The most recent wave of CARES Act: Higher Education Emergency Relief funding distributed at New College on Apr. 7—an act passed by Congress in 2020 and which allotted $2.2 trillion to provide direct aid to those impacted by the coronavirus pandemic—was met with a lot of questions from students. While many stated that they felt this wave of funding was not communicated effectively or far enough in advance, others reported only receiving half of their requested funds. To quell the confusion, Vice President of Finance & Administration Chris Kinsley elaborated on how CARES Act funding distribution has worked at New College—as well as the news that the Apr. 7 wave was the final one.
Kinsley stated that New College has received a total of $1,916,003 in Student Emergency Financial Relief funding over the course of about 13 months: $418,585 in Apr. 25, 2020, another award of $418,585 on Jan. 19, 2021 and $1,078,833 on May 20, 2021.
“Guidance from the U.S. Dept. of Education has been complex, and challenging to navigate for all colleges, as indicated by the attached link, which leads with a ‘Litigation Update,’” Kinsley wrote in a statement provided to the Catalyst.
“The initial information from the U.S. Department of Education to all colleges and universities was that this was limited to Pell students,” Kinsley elaborated in a follow-up interview. “And then they came out with, ‘Well, it should be mostly for Pell.’ And then it was, ‘Well, any affected student.’ That changed our strategy and how we were going to distribute it.”
The statistics dating from Mar. 13, 2020 to Dec. 31, 2020 reflect this, and show that a total of $388,915 was spent out of the $418,585 that New College had received at the time—or, 86.5% of the total awards money provided.

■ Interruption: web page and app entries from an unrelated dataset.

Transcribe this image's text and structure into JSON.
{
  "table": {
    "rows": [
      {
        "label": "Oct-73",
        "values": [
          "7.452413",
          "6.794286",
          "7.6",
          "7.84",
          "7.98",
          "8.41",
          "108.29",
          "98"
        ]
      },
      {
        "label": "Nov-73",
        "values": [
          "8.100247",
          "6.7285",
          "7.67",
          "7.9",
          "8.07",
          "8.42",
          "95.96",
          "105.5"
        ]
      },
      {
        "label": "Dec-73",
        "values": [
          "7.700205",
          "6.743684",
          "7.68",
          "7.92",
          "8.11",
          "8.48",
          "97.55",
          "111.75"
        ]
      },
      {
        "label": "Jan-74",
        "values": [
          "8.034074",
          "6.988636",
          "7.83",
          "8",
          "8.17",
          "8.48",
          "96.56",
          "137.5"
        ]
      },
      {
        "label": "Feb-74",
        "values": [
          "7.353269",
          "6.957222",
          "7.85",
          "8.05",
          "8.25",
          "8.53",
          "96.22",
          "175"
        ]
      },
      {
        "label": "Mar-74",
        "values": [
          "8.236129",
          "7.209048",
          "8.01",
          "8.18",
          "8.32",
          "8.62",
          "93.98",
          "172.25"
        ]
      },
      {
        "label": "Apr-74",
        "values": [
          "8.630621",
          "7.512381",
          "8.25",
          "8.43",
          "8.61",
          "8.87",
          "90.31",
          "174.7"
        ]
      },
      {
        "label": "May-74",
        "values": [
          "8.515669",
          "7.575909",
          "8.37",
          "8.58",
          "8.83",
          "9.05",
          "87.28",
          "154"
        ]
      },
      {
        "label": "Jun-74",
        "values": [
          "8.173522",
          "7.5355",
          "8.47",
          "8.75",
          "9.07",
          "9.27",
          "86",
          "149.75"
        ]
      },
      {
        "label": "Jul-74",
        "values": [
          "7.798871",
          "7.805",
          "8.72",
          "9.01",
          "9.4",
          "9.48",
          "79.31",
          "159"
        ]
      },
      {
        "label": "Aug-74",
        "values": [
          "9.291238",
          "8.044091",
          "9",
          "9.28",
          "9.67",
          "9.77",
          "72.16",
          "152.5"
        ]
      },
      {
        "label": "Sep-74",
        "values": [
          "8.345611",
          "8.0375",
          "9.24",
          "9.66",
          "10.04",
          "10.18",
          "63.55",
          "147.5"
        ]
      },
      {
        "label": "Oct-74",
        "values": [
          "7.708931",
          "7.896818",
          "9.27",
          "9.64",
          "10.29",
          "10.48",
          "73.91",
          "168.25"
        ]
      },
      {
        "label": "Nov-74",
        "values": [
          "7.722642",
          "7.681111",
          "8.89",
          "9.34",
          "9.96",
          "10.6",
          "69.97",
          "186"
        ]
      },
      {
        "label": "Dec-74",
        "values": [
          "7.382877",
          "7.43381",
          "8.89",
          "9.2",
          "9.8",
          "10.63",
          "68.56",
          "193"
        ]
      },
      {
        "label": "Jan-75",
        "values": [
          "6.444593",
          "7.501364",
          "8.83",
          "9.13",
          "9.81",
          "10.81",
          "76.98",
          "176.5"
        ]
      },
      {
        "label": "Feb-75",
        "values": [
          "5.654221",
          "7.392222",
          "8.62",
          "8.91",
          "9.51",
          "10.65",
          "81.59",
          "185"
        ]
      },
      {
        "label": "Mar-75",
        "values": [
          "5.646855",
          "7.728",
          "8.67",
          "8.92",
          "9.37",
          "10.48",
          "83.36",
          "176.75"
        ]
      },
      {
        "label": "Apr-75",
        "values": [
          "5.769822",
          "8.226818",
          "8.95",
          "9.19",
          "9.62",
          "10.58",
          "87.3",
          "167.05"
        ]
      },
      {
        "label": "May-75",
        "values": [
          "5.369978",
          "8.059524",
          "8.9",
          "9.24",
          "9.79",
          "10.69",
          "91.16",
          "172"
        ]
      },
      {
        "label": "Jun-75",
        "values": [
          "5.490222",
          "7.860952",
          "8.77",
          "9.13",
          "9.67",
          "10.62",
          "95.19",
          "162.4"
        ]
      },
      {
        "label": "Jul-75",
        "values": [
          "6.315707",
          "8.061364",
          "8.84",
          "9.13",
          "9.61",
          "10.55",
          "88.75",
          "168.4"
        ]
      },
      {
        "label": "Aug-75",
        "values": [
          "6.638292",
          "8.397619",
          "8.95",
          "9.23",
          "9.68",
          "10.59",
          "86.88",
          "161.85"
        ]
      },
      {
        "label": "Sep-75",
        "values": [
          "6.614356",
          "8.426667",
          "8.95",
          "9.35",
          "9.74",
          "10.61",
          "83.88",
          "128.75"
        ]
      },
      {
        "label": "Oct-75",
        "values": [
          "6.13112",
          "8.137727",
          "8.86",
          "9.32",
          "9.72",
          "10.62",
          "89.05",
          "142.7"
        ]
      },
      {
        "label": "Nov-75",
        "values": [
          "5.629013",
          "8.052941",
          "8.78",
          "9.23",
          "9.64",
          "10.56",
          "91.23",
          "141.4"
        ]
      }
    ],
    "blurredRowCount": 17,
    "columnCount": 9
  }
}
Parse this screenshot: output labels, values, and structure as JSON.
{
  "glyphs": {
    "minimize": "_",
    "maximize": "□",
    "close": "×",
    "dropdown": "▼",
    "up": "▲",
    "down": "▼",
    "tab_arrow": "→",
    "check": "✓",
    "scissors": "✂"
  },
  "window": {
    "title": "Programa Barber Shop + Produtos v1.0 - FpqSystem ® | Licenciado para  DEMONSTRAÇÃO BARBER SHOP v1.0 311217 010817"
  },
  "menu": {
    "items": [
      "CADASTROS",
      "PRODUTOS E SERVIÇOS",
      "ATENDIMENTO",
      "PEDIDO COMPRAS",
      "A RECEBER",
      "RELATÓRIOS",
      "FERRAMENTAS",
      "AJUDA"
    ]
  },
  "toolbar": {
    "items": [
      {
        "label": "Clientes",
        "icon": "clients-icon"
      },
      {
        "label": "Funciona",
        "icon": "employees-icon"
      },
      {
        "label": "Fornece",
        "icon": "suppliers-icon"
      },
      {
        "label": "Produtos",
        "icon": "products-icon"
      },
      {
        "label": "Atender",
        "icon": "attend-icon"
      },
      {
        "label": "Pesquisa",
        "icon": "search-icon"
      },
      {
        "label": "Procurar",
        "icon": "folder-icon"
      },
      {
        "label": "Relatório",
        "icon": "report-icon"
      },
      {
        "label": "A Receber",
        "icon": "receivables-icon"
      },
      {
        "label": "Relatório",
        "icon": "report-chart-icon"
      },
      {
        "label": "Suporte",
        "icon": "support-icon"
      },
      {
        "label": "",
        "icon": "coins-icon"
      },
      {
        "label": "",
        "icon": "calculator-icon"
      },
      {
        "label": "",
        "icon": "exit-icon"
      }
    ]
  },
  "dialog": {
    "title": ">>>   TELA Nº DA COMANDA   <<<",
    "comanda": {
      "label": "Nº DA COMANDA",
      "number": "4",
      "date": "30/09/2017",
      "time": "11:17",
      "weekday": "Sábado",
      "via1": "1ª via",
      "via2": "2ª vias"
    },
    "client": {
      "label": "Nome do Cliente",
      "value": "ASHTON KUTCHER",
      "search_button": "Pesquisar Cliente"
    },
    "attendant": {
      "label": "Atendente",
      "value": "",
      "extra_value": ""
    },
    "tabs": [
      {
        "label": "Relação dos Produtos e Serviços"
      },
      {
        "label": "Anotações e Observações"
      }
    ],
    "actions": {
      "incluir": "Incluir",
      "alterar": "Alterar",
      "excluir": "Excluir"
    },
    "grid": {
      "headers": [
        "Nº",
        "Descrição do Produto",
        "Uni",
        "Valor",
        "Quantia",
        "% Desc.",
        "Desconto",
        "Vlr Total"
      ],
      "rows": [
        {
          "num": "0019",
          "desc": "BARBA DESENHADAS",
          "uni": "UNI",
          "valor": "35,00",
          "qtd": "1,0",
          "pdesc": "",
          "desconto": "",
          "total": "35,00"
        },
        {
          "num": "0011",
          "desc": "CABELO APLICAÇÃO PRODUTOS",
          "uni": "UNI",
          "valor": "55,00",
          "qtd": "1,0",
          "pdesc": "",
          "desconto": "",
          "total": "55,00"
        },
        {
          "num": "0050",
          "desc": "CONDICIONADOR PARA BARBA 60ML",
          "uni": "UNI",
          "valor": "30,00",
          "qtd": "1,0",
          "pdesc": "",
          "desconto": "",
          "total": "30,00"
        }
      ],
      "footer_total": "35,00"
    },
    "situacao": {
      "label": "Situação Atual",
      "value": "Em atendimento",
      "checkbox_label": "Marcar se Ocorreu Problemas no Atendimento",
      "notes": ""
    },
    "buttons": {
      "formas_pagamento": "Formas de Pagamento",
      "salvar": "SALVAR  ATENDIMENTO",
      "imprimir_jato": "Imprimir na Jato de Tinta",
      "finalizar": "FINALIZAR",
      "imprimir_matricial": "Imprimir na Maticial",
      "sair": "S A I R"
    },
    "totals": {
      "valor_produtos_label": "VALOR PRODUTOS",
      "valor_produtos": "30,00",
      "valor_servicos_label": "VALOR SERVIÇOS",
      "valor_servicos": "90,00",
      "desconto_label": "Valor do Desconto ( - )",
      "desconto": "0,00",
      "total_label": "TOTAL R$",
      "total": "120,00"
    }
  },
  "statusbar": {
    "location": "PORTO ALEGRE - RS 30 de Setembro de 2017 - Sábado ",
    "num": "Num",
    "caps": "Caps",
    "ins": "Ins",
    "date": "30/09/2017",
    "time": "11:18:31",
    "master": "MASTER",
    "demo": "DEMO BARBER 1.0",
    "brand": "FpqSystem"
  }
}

That $388,915 was split between 193 full-time Pell students and 296 full-time non-Pell students.
With the qualifications for recipient students changing, Kinsley also notes that a major factor contributing to the unpredictability of the funding was that the CARES Act funds were meant to last for the duration of the pandemic, even though such a thing was at the time—and arguably still is—impossible to predict.
“In setting the budget for 21-22, we were in a period where Delta was just beginning to surge, upsetting prior consensus thinking that vaccinations would bring an end to the coronavirus pandemic,” Kinsley wrote. “Nonetheless, the College reserved a significant portion of the emergency funds ‘just in case,’ which was fortunate given the Omicron surge. Following the Omicron surge, the College had a remaining Emergency Reserve of $66,300.”
“With the approaching end of the Spring Term, the notice in the START newsletter was intended to alert students to the re-opening of the application, and allow for an equitable distribution of the remaining balance of funds,” Kinsley continued.
This $66,300 was the final remaining CARES Act funding that New College had received, all of which was depleted during the Apr. 7 wave of fund distribution.
“It’s been complicated,” Kinsley said. “I’m not apologizing for how we did it, I think we followed the rules, but we did not have a game plan. When we got this money, it was a complete surprise. I think it was a surprise to all the colleges and universities that we got this money, and in this way, that we need to distribute it directly.”
“In hindsight, this information should have been more widely communicated; even though this would likely have resulted in more applications, and reduced individual awards,” Kinsley wrote. “We could have also better set expectations that not only was this the final round, but that we would be unlikely to meet the full request for larger needs.” To those who were hoping to take advantage of CARES Act funding after this most recent round, that time has unfortunately passed. However, New College still offers other financial support, which includes various scholarships, grants and loan options.